Lisi: Over the next four years, I would like to see an increase in net school spending, meaningful family engagement, and clear benchmarks for what the city needs to do to be released from receivership.
The city of Holyoke contributes only the minimum, “net school spending” required by law to the school budget. The remaining 87 percent of school spending comes from the state. Holyoke must increase its local contribution, if we want to create high-quality public education that will attract new families and businesses to our city. I would prioritize spending on enrichment programming for students and creating a salary structure that rewards experienced classroom teachers for developing their skills and remaining in-district.
The frequency of family engagement has increased significantly under receivership. However, we must find ways to ensure that those interactions are meaningful and that the district is responsive to family and caregiver voices.
One way we can partner with families and help amplify their voices is by working together to advocate for clear benchmarks for what the city needs to accomplish to be released from state receivership. Once there is clarity about the goals, we can focus family and community efforts in those areas to reestablish local control.
Sheehan: As mayor, I have a strong commitment to the education of our students in the public schools. As a lifelong resident of the city, I was educated in the Holyoke Public Schools. It broke my heart to see our schools enter receivership, but now six years later we must regain local control.
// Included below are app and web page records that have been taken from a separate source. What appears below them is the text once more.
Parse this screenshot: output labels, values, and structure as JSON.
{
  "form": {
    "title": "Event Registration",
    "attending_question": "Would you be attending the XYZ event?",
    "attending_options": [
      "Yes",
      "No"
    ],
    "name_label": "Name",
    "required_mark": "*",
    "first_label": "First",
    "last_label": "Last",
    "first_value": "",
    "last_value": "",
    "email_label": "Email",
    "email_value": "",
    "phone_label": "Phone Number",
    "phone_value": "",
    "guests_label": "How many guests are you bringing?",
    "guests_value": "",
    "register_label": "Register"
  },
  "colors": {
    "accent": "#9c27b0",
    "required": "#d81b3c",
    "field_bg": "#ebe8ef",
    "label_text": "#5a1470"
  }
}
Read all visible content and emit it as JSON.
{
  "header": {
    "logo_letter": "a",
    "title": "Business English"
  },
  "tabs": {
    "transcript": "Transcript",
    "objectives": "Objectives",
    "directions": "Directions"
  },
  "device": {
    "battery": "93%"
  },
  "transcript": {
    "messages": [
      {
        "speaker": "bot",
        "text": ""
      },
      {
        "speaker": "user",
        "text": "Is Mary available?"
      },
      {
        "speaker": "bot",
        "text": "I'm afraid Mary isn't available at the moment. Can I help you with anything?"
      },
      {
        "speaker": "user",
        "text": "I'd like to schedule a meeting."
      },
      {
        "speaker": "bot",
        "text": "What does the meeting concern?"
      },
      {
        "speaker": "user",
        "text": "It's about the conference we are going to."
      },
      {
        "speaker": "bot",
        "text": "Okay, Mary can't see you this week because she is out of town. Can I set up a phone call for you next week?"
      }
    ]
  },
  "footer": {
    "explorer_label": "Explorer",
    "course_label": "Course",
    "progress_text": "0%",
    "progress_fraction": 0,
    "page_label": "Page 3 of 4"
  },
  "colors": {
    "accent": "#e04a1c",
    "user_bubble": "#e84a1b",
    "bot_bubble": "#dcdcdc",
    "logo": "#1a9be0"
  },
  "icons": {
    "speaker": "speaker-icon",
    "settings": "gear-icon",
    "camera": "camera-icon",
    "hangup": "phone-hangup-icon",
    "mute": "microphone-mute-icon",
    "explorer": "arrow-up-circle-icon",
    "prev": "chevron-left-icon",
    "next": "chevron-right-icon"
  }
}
As a member of the School Committee, I already have a strong working relationship with the Receiver. I want to see the continued growth of our Pre-K programs as well as our dual language program.
Our graduation rate has continued to increase as we see more of our students be college and career ready. I would want to expand vocational education in Holyoke and continue to see Dean grow. We are taking important steps in Holyoke to create a middle school experience which is very important for student development. A main goal around our schools is also to see the district exit receivership. I will work with the commissioner, School Committee, educators, families, and community to restore local control. I will have a plan in place immediately to end receivership. Working together, I see our schools continuing to prepare our students for a bright future.
Sullivan: Under my leadership, we will bring our schools out of receivership with a dynamic plan to reboot and revitalize our education system. We will raise standards and expectations within our programs while providing the resources our children need to grow and learn so they can be successful in their lives. We will also take steps to reform Dean Tech and return it to prominence as a high functioning academy producing students who are ready to take on good-paying jobs in the trades. Lastly, we will evaluate the factors contributing to the high rates of ADHD, Autism and Asthma occurring in our children. These health issues may or may not be related to the function of our school department, but we cannot turn a blind eye to the suffering of our children, especially children of color who are disproportionately impacted by these conditions.